Covid-19 and Coronavirus Job Retention Scheme – recent developments

12 Aug Covid-19 and Coronavirus Job Retention Scheme – recent developments

There have been a few recent employment law related Covid-19 / Coronavirus Job Retention Scheme (CJRS) developments and issues which may be of interest.

These are:

  • The government has recently published regulations requiring certain payments to employees to be calculated by reference to an employee’s normal rather than furlough pay. The payments covered by the regulations include notice pay, statutory redundancy pay and compensation for unfair dismissal.
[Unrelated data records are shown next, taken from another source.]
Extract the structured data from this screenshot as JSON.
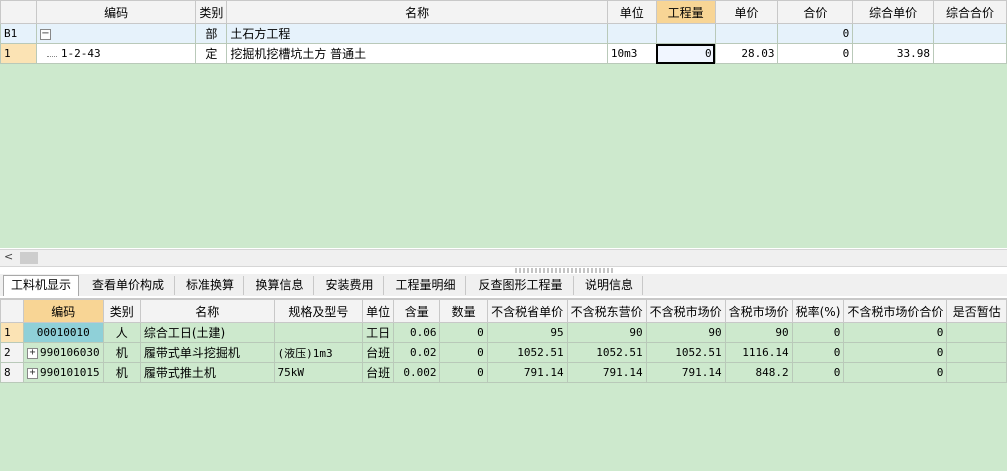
{
  "top_table": {
    "headers": [
      "",
      "编码",
      "类别",
      "名称",
      "单位",
      "工程量",
      "单价",
      "合价",
      "综合单价",
      "综合合价"
    ],
    "rows": [
      {
        "no": "B1",
        "code": "",
        "type": "部",
        "name": "土石方工程",
        "unit": "",
        "qty": "",
        "price": "",
        "total": "0",
        "comp_price": "",
        "comp_total": ""
      },
      {
        "no": "1",
        "code": "1-2-43",
        "type": "定",
        "name": "挖掘机挖槽坑土方 普通土",
        "unit": "10m3",
        "qty": "0",
        "price": "28.03",
        "total": "0",
        "comp_price": "33.98",
        "comp_total": ""
      }
    ],
    "expander_symbol": "−"
  },
  "scroll": {
    "left_arrow": "<"
  },
  "tabs": [
    "工料机显示",
    "查看单价构成",
    "标准换算",
    "换算信息",
    "安装费用",
    "工程量明细",
    "反查图形工程量",
    "说明信息"
  ],
  "bottom_table": {
    "headers": [
      "",
      "编码",
      "类别",
      "名称",
      "规格及型号",
      "单位",
      "含量",
      "数量",
      "不含税省单价",
      "不含税东营价",
      "不含税市场价",
      "含税市场价",
      "税率(%)",
      "不含税市场价合价",
      "是否暂估"
    ],
    "rows": [
      {
        "no": "1",
        "expand": "",
        "code": "00010010",
        "type": "人",
        "name": "综合工日(土建)",
        "spec": "",
        "unit": "工日",
        "content": "0.06",
        "qty": "0",
        "prov_price": "95",
        "dy_price": "90",
        "market_price": "90",
        "tax_market": "90",
        "tax_rate": "0",
        "market_total": "0",
        "provisional": ""
      },
      {
        "no": "2",
        "expand": "+",
        "code": "990106030",
        "type": "机",
        "name": "履带式单斗挖掘机",
        "spec": "(液压)1m3",
        "unit": "台班",
        "content": "0.02",
        "qty": "0",
        "prov_price": "1052.51",
        "dy_price": "1052.51",
        "market_price": "1052.51",
        "tax_market": "1116.14",
        "tax_rate": "0",
        "market_total": "0",
        "provisional": ""
      },
      {
        "no": "8",
        "expand": "+",
        "code": "990101015",
        "type": "机",
        "name": "履带式推土机",
        "spec": "75kW",
        "unit": "台班",
        "content": "0.002",
        "qty": "0",
        "prov_price": "791.14",
        "dy_price": "791.14",
        "market_price": "791.14",
        "tax_market": "848.2",
        "tax_rate": "0",
        "market_total": "0",
        "provisional": ""
      }
    ]
  }
}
  • We have had an increasing number of enquiries from clients about pay for employees who return from a holiday abroad and have to quarantine for 14 days, and in particular whether these employees are entitled to be paid. Unless such employees are actually sick, they will not be entitled to SSP.  If an employee who has to quarantine can work from home we recommend they should be allowed to and paid in the usual way.  If such an employee can’t work from home , they can probably be placed on unpaid leave.  However, we would advise employers to engage constructively with employees, considering options such as allowing the employee to take additional annual leave.  Employees who find themselves in this situation should be treated consistently, in order to avoid discrimination and constructive dismissal claims.


  • The government has also published details about its Coronavirus Job Retention Bonus Scheme. This entitles employers to reclaim a one off bonus of £1,000 for each employee who has been furloughed and remains in employment at 31st January 2021.  The bonus will be taxable and employers cannot claim for employees who have been issued notice to terminate their employment prior to 1st February 2021.    Further details as to how to claim the bonus will be published in September.


  • The government has also published guidance regarding CJRS errors, confirming HMRC intends to recover the full amount through an income tax charge with interest and penalties. Penalties of up to 100% can be imposed where the employer’s failure was deliberate and concealed.

As always, if you have any queries please get in touch with your usual contact in the Bridge Employment Law Team.  If you aren’t already a client of the firm, please contact the team on enquiries@bridgeehr.co.uk 01904 360295